Sodium reduction is a national priority for the CDC. The agency is working with national, state, and local partners to gradually reduce sodium consumption, increase blood pressure control, and improve nutrition
Loading the player...Sodium Reduction in Heart Failure Patients Pamela Luehr, BSN, CCNC, Cardiovascular Nurse, discusses sodium reduction and heart failure recovery.
Loading the player...Fluid Moderation for Heart Failure Patients Pamela Luehr, BSN, CCNC, Cardiovascular Nurse, discusses fluid moderation for heart failure patients.
Loading the player...Activity Plan for Heart Failure Patients Pamela Luehr, BSN, CCNC, Cardiovascular Nurse, discusses activity plans for heart failure patients.
Loading the player...Heart Failure and Preventing Fluid Retention Bertrand Bolek, MN, Nurse Practitioner - Adult, talks about how heart failure patients can prevent symptoms by restricting daily fluid intake. Southlake Regional Health Centre
So there’s several things that you can do to help live a healthier life with heart failure.So number one is you can start watching the salt in your diet. So it’s really important to know how to read labels. So talking to a dietitian is really important.We recommend that you have a diet of less than 2,000 milligrams of salt a day. That’s a really low sodium diet. Most of us have between four and five thousand milligrams of sodium in our diet.
So what’s interesting is that, you know, most people are concerned about the salt shaker on the table and that’s not actually the biggest source of sodium. Over 70 percent of it is found hidden in processed foods.
So we recommend for heart failure patients that they follow a diet of less than 2,000 milligrams a day. It prevents the fluid retention and that is, you know, when you have too much salt in the diet, you have fluid that builds up in your feet, your legs, and your belly. Sometimes it gets into the lungs and it makes it difficult to breathe.

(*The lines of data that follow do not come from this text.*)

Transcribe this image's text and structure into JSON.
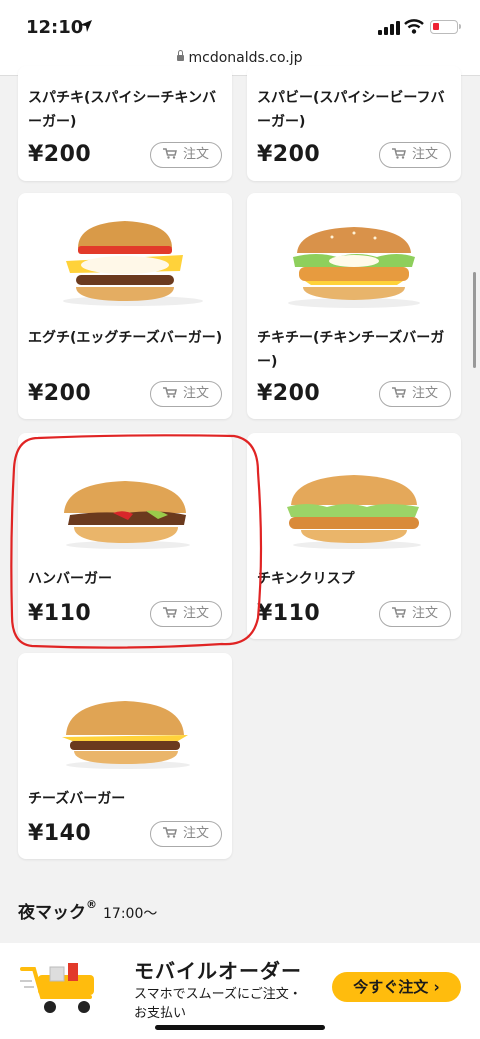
{
  "status_bar": {
    "time": "12:10"
  },
  "browser": {
    "url": "mcdonalds.co.jp"
  },
  "products": [
    {
      "name": "スパチキ(スパイシーチキンバーガー)",
      "price": "¥200",
      "order_label": "注文"
    },
    {
      "name": "スパビー(スパイシービーフバーガー)",
      "price": "¥200",
      "order_label": "注文"
    },
    {
      "name": "エグチ(エッグチーズバーガー)",
      "price": "¥200",
      "order_label": "注文"
    },
    {
      "name": "チキチー(チキンチーズバーガー)",
      "price": "¥200",
      "order_label": "注文"
    },
    {
      "name": "ハンバーガー",
      "price": "¥110",
      "order_label": "注文"
    },
    {
      "name": "チキンクリスプ",
      "price": "¥110",
      "order_label": "注文"
    },
    {
      "name": "チーズバーガー",
      "price": "¥140",
      "order_label": "注文"
    }
  ],
  "section": {
    "title": "夜マック",
    "registered": "®",
    "hours": "17:00〜"
  },
  "banner": {
    "title": "モバイルオーダー",
    "subtitle": "スマホでスムーズにご注文・お支払い",
    "button_label": "今すぐ注文"
  },
  "colors": {
    "accent": "#ffbc0d",
    "highlight_circle": "#e02424"
  }
}
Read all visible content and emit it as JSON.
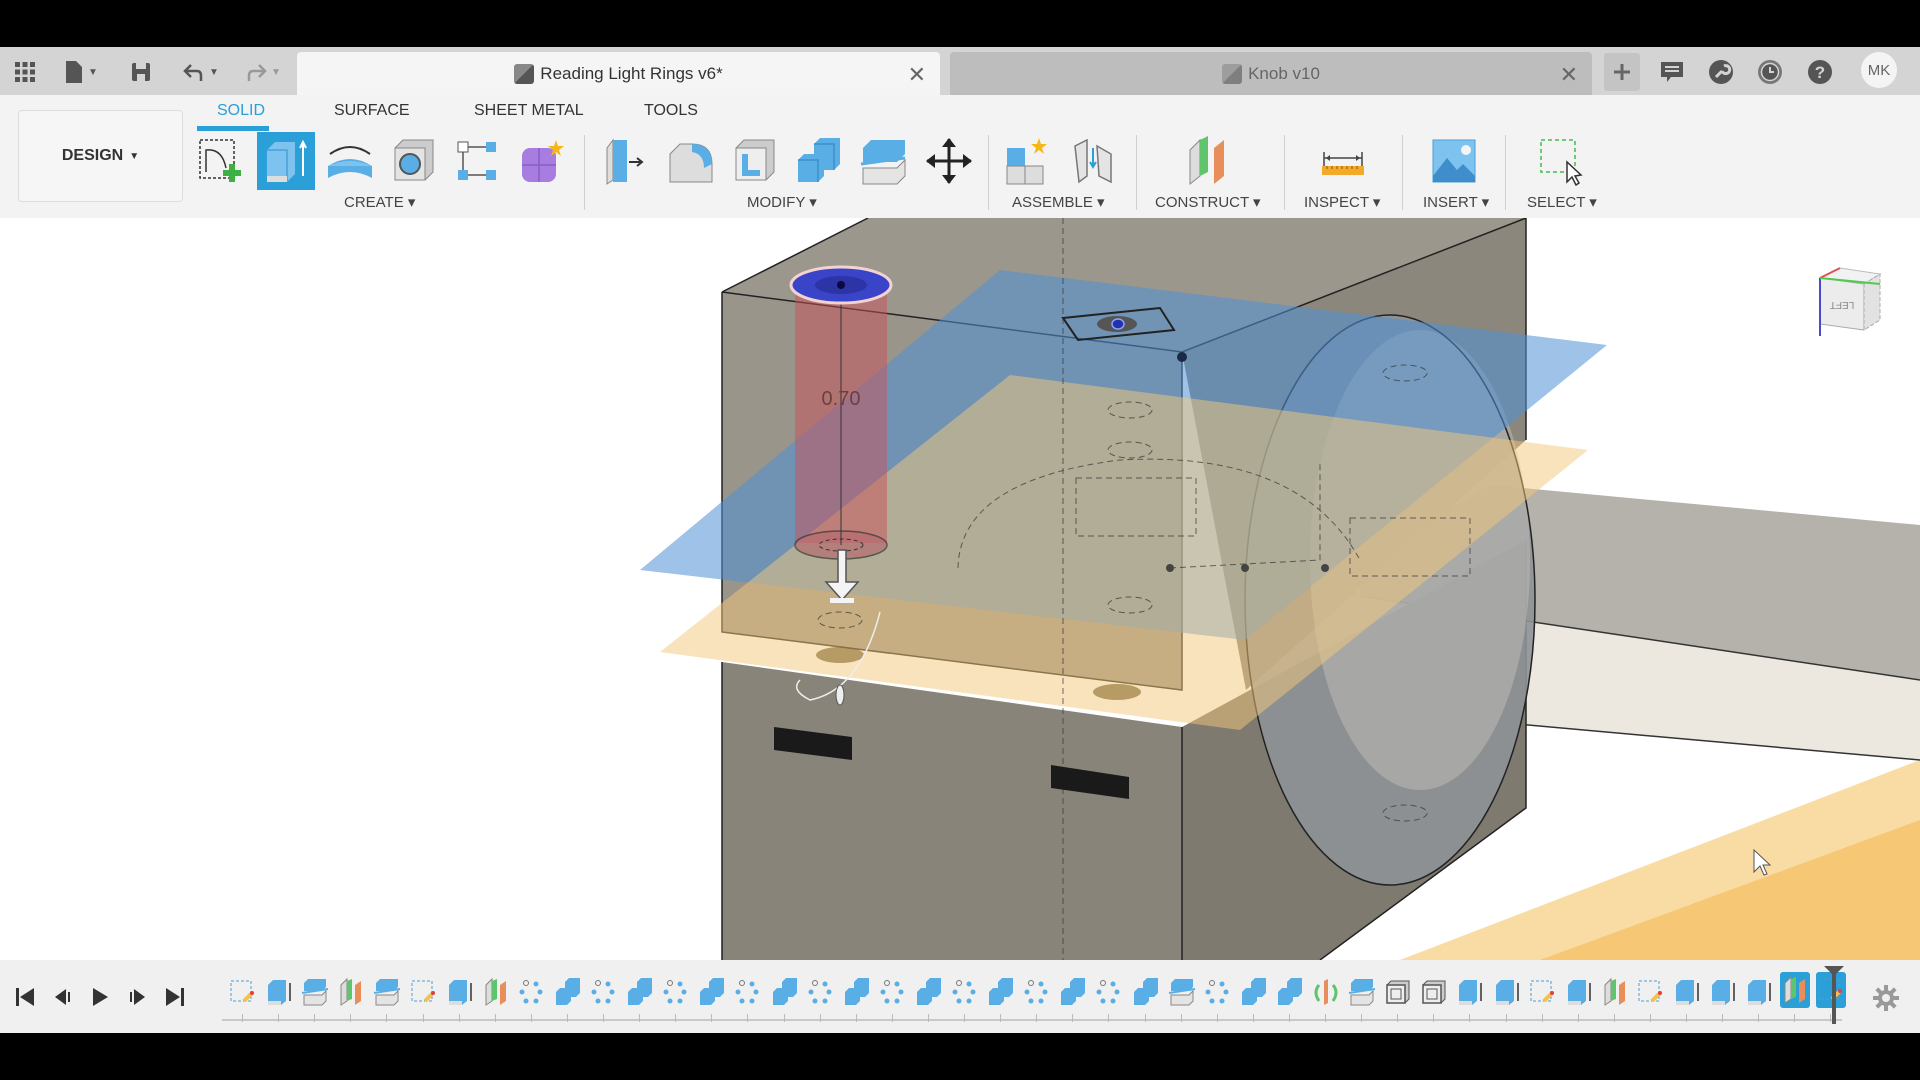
{
  "app": {
    "tabs": [
      {
        "label": "Reading Light Rings v6*",
        "active": true
      },
      {
        "label": "Knob v10",
        "active": false
      }
    ],
    "quick_access": [
      "apps-grid-icon",
      "file-icon",
      "save-icon",
      "undo-icon",
      "redo-icon"
    ],
    "right_icons": [
      "new-tab-icon",
      "comments-icon",
      "extensions-icon",
      "job-status-icon",
      "help-icon"
    ],
    "user_initials": "MK"
  },
  "toolbar": {
    "workspace": "DESIGN",
    "workspace_tabs": [
      "SOLID",
      "SURFACE",
      "SHEET METAL",
      "TOOLS"
    ],
    "active_workspace_tab": "SOLID",
    "groups": {
      "create": "CREATE",
      "modify": "MODIFY",
      "assemble": "ASSEMBLE",
      "construct": "CONSTRUCT",
      "inspect": "INSPECT",
      "insert": "INSERT",
      "select": "SELECT"
    }
  },
  "viewport": {
    "dimension_value": "0.70",
    "viewcube_face": "LEFT",
    "colors": {
      "body": "#8a857b",
      "blue_plane": "#4f8fd6",
      "orange_plane": "#f3c77a",
      "extrude_preview": "#c9525a"
    }
  },
  "timeline": {
    "controls": [
      "skip-to-start",
      "step-back",
      "play",
      "step-forward",
      "skip-to-end"
    ],
    "features": [
      "sketch",
      "extrude",
      "offset-plane-split",
      "construct-plane",
      "offset-plane-split",
      "sketch",
      "extrude",
      "construct-plane",
      "pattern",
      "combine",
      "pattern",
      "combine",
      "pattern",
      "combine",
      "pattern",
      "combine",
      "pattern",
      "combine",
      "pattern",
      "combine",
      "pattern",
      "combine",
      "pattern",
      "combine",
      "pattern",
      "combine",
      "split",
      "pattern",
      "combine",
      "combine",
      "mirror-plane",
      "split",
      "shell",
      "shell",
      "extrude",
      "extrude",
      "sketch",
      "extrude",
      "construct-plane",
      "sketch",
      "extrude",
      "extrude",
      "extrude",
      "construct-plane",
      "sketch"
    ]
  },
  "accent_color": "#2a9fd8"
}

Being active is a really important part of caring for yourself as a heart failure patient. First of all, it makes you feel better mentally, feel better physically, you sleep better, you’re less breathless. All those are really important when it comes to caring for yourself as a health failure patient.
It’s important that you talk to your family physician about an activity plan suited for you. We really encourage you to connect with your local cardiac rehab program as they can provide an exercise prescription that will help you live well with heart failure.

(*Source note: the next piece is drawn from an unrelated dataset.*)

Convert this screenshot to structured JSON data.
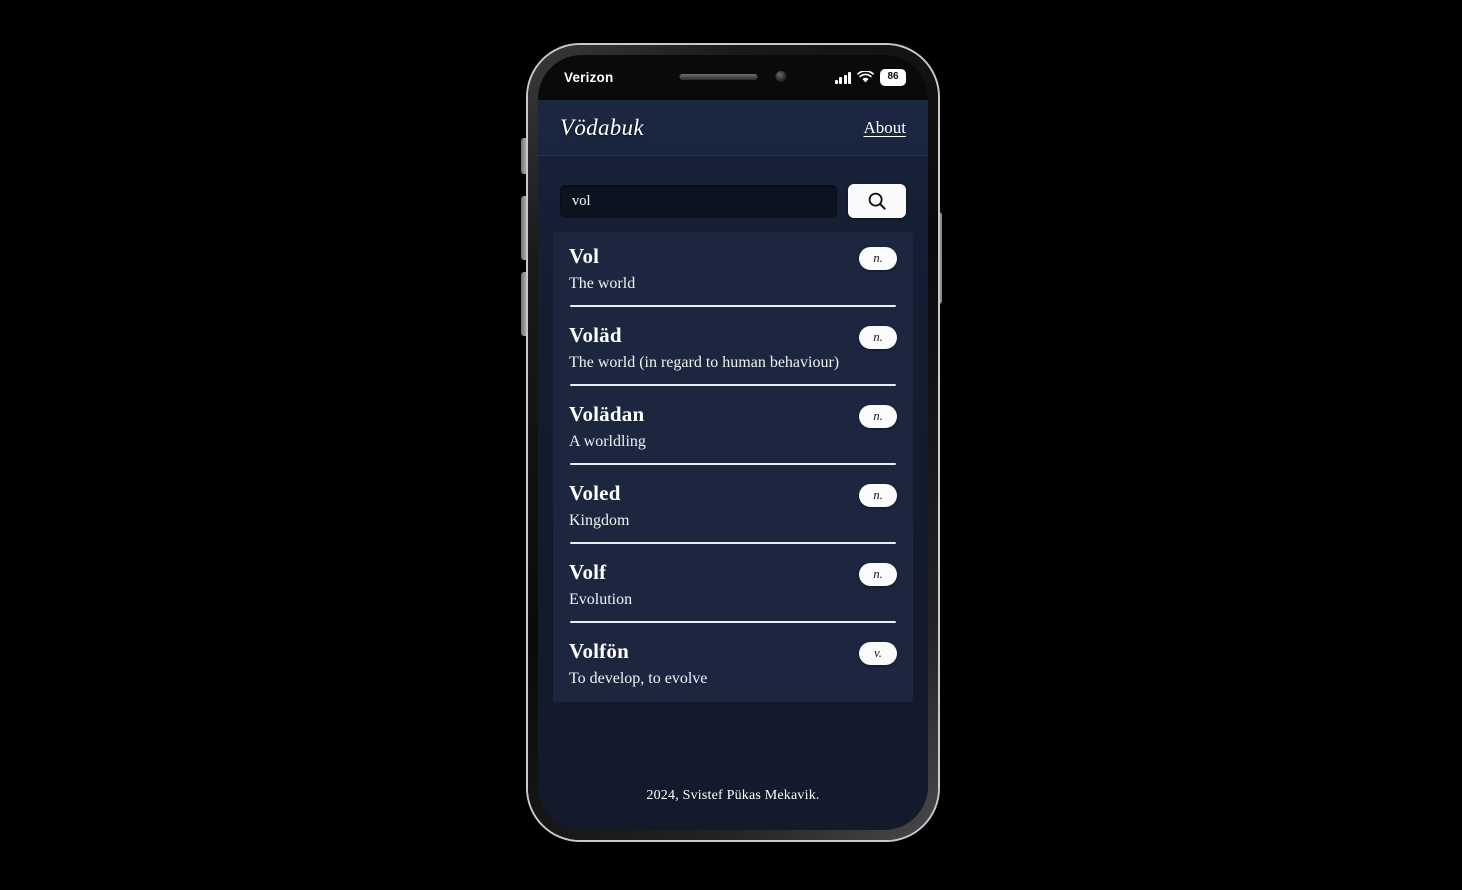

Presenter: Ms. Pamela Luehr, Nurse, Kelowna, BC
Local Practitioners: Nurse
Monitoring your fluid intake is really important for heart failure patients because fluid has a tendency to build up in our feet, legs, belly, and also your lungs which makes it challenging for you to breathe. So if you had a healthy heart, we would not be concerned about, you know, limiting your fluids, but when it comes to having a muscle that's weak and having a challenging time we want to take the stress and workload off the muscle. So we look at heart failure patients being on a fluid restricted diet.
This can be really challenging at the beginning because you are thirsty and you want to have something to drink. So its great to know that over time, your body does adjust the fluid restrictions.
And there are some strategies to help you with, you know, quenching that thirst whether its sucking on some sugar-free candies or, you know, freezing your fruits and veggies so they cold and they feel good when they are in your mouth. We look for a fluid restriction of about one and a half liters to two liters a day or six to eight cups.
And again, you know, that to just prevent the fluid retention that a lot of heart failure patients have to deal with. Whats really important is you have to remember that fluid is any food or liquid that becomes liquid at room temperature.
So that means things like Jell-O, ice cream, Popsicles. Those are also included in your fluid content. Again, if you are concerned about, you know, how much fluid am I drinking one of the tips we recommend is to get yourself a large measuring cup, one of those big eight cup measures. You know, every time you have a cup of coffee, fill that up with water and then dump it in the eight cup measure and you will be able to judge on a daily basis whether or not you sticking to your fluid retention guidelines.
As well, talk to your dietitian. She can give you lots of tips and tricks on how to best quench your thirst when you are having trouble dealing with the fluid restrictions associated with heart failure. Often seeing a local family physician or a pharmacist in conjunction with a registered dietitian, a local athletic therapist is a great option to take control of dehydration. In conjunction with healthy eating, exercise and Smart Food Now Presenter: Ms. Pamela Luehr, Nurse, Kelowna, BC
Local Practitioners: Nurse